__Exercise__
The line that contains "Serialize everything readable" marks the start. Output it and all remaining lines exactly, through the final line of the listing.

Start of Block

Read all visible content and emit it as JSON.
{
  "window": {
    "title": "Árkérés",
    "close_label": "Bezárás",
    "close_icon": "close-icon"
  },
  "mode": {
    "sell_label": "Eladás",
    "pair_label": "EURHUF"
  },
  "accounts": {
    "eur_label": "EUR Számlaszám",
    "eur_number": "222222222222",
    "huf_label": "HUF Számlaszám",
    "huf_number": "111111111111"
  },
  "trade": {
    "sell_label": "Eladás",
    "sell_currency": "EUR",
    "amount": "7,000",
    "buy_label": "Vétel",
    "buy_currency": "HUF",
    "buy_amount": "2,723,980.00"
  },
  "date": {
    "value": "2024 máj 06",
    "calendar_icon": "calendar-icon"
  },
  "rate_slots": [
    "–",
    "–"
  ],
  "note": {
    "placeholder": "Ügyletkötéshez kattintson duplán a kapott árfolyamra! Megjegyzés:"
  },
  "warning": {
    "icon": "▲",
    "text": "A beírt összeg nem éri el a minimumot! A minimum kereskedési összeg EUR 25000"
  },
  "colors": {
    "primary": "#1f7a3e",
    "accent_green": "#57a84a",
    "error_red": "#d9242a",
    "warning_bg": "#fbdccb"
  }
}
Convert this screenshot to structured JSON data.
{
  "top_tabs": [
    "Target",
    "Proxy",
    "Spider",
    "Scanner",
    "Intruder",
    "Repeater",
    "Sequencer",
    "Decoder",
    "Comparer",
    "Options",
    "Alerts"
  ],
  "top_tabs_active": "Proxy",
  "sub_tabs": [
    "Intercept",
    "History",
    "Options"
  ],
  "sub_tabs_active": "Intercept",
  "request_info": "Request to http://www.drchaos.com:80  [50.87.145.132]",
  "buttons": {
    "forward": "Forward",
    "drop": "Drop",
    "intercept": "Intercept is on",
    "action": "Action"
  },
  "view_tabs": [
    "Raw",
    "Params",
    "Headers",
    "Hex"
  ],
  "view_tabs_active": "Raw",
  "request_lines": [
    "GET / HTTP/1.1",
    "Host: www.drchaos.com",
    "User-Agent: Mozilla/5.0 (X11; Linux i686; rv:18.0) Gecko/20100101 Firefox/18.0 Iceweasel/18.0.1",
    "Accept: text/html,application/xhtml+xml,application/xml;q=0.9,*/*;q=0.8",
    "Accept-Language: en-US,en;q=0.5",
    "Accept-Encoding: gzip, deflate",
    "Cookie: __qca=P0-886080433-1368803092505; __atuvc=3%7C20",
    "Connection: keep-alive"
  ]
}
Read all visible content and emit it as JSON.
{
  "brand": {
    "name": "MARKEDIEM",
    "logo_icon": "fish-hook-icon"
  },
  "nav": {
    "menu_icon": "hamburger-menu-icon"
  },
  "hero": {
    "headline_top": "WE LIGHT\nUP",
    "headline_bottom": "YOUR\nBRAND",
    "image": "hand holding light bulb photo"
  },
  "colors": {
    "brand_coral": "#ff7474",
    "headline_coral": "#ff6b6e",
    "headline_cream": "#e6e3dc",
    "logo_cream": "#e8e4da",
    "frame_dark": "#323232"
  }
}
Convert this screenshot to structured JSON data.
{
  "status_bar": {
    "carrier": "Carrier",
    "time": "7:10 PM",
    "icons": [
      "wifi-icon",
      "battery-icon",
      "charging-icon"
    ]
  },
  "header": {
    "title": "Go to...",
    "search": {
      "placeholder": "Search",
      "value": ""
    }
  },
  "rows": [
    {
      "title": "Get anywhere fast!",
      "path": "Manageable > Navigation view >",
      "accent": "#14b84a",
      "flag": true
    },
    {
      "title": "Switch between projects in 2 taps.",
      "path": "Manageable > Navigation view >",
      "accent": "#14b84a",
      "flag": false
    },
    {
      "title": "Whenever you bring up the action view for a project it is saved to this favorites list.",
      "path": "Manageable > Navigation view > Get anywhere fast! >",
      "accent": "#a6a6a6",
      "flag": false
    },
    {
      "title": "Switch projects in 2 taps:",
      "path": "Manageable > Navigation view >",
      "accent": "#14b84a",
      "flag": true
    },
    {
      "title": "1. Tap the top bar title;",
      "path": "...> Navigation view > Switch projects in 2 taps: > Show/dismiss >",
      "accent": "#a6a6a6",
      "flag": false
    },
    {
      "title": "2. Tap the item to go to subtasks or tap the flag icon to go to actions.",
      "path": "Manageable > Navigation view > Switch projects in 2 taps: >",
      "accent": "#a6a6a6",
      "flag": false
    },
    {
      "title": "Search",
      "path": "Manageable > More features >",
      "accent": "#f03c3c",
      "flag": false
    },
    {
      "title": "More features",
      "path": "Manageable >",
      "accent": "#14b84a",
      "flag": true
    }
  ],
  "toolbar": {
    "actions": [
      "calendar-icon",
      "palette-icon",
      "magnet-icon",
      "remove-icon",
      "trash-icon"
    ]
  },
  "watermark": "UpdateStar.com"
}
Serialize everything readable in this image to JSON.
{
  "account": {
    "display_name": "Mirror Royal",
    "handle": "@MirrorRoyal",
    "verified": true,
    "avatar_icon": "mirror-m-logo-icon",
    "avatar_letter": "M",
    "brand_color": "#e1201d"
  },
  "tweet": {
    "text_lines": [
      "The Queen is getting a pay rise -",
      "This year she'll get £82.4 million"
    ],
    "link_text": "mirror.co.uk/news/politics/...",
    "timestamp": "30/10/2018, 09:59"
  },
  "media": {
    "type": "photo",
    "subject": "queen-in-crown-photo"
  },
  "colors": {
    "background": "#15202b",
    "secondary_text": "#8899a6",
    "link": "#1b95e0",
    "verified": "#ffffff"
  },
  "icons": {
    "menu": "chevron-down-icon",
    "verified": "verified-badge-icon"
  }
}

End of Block

__Answer__
Serialize everything readable in this image to JSON.
{
  "account": {
    "display_name": "Mirror Royal",
    "handle": "@MirrorRoyal",
    "verified": true,
    "avatar_icon": "mirror-m-logo-icon",
    "avatar_letter": "M",
    "brand_color": "#e1201d"
  },
  "tweet": {
    "text_lines": [
      "The Queen is getting a pay rise -",
      "This year she'll get £82.4 million"
    ],
    "link_text": "mirror.co.uk/news/politics/...",
    "timestamp": "30/10/2018, 09:59"
  },
  "media": {
    "type": "photo",
    "subject": "queen-in-crown-photo"
  },
  "colors": {
    "background": "#15202b",
    "secondary_text": "#8899a6",
    "link": "#1b95e0",
    "verified": "#ffffff"
  },
  "icons": {
    "menu": "chevron-down-icon",
    "verified": "verified-badge-icon"
  }
}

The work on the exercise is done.